- Make napping a lifestyle. Naps aren’t just for the kiddos. They can be very restorative for adults as well. They can also be a form of liberation according to The Nap Ministry, an organization that examines the liberating power of napping and provides workshops that “explore the healing power of rest.”
- Take a walk in nature. Go beyond your normal stroll or run through your neighborhood and take the scenic route. Look for hiking trails, preservations, and parks in your local area that offer some beautiful views. Remember to wear your mask!
- Hire a day sitter to take your kids out for a few hours a week for a socially distant excursion. Bambino Sitters is great way to hire a local trusted sitter for the day. Or trade off with another mom that you trust and alternate taking kids for a few hours in a socially distant way.
- Get involved. Taking the time to focus on others in a meaningful way is a powerful mood shifter. Anti-racism work, public education advocacy, health equity, etc.,…There are so many ways to bring energy to you but also lighten the load for so many who are doing the heavy lifting in the work I mentioned above. One example is Support Our Scrubs, where owner and founder Crystella Mcivor’s mission is to support the local medical community during the COVID-19 pandemic. Through her initiative, her organization has helped countless members of the medical community through food delivery to medical facilities, volunteering, preparation and delivery of thrive treat baskests, PPE mask donation, and more. Volunteers, whether individual, families, or other organizations have been encouraged to participate. Most recently, one of our CCM contributors, Sarah Shiplett, in collaboration with Christi Tracy of Grow Yoga and 17 yoga teacher trainees as part of their Karma Project, had the opportunity to create and deliver 49 thrive treat baskets to SEVEN hospitals in our local area! Please check out Support Our Scrubs and join in on their efforts to bring some love and light to our frontline heroes in the medical community.

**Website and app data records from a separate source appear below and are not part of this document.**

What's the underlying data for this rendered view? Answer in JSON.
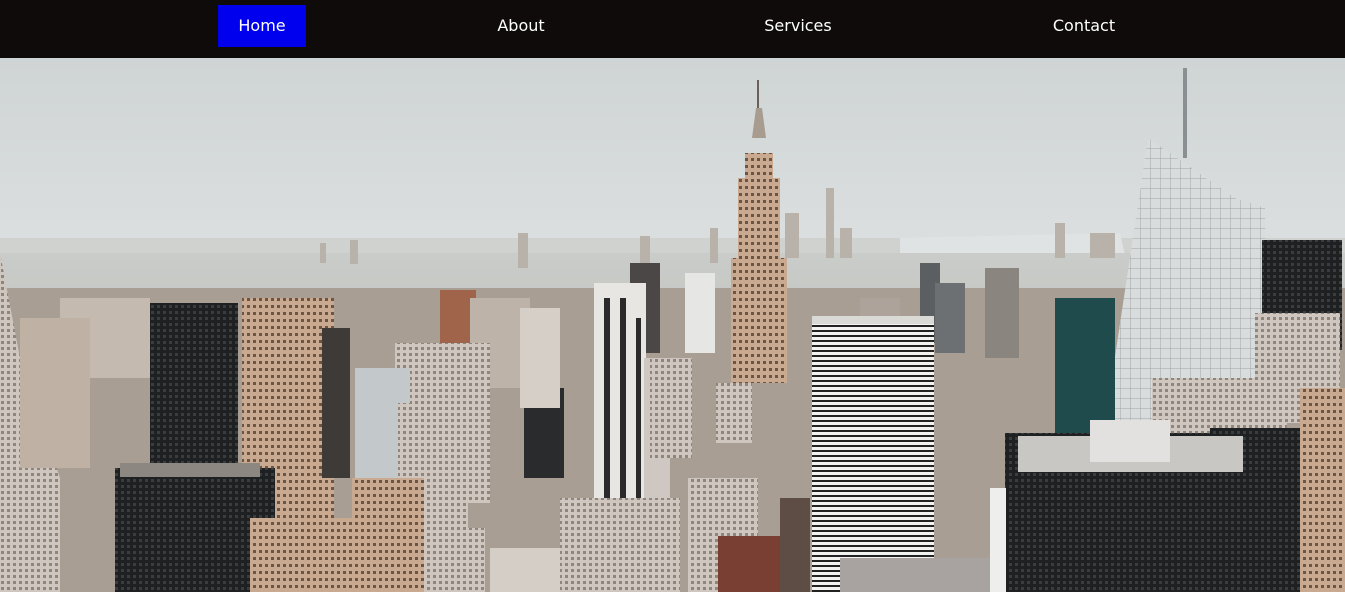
{
  "nav": {
    "items": [
      {
        "label": "Home",
        "active": true
      },
      {
        "label": "About",
        "active": false
      },
      {
        "label": "Services",
        "active": false
      },
      {
        "label": "Contact",
        "active": false
      }
    ],
    "active_color": "#0000EE",
    "background_color": "#0F0B0B"
  },
  "hero": {
    "image_subject": "aerial view of a city skyline with skyscrapers"
  }
}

I hope that this list will provide you with a few alternatives to work through your moments of overwhelm. If you ever get to the point where you are unable to cope, please reach out to a licensed therapist or psychiatrist in your area. Many of them have now switched to virtual services and are more than happy to provide the mental care and support that you need.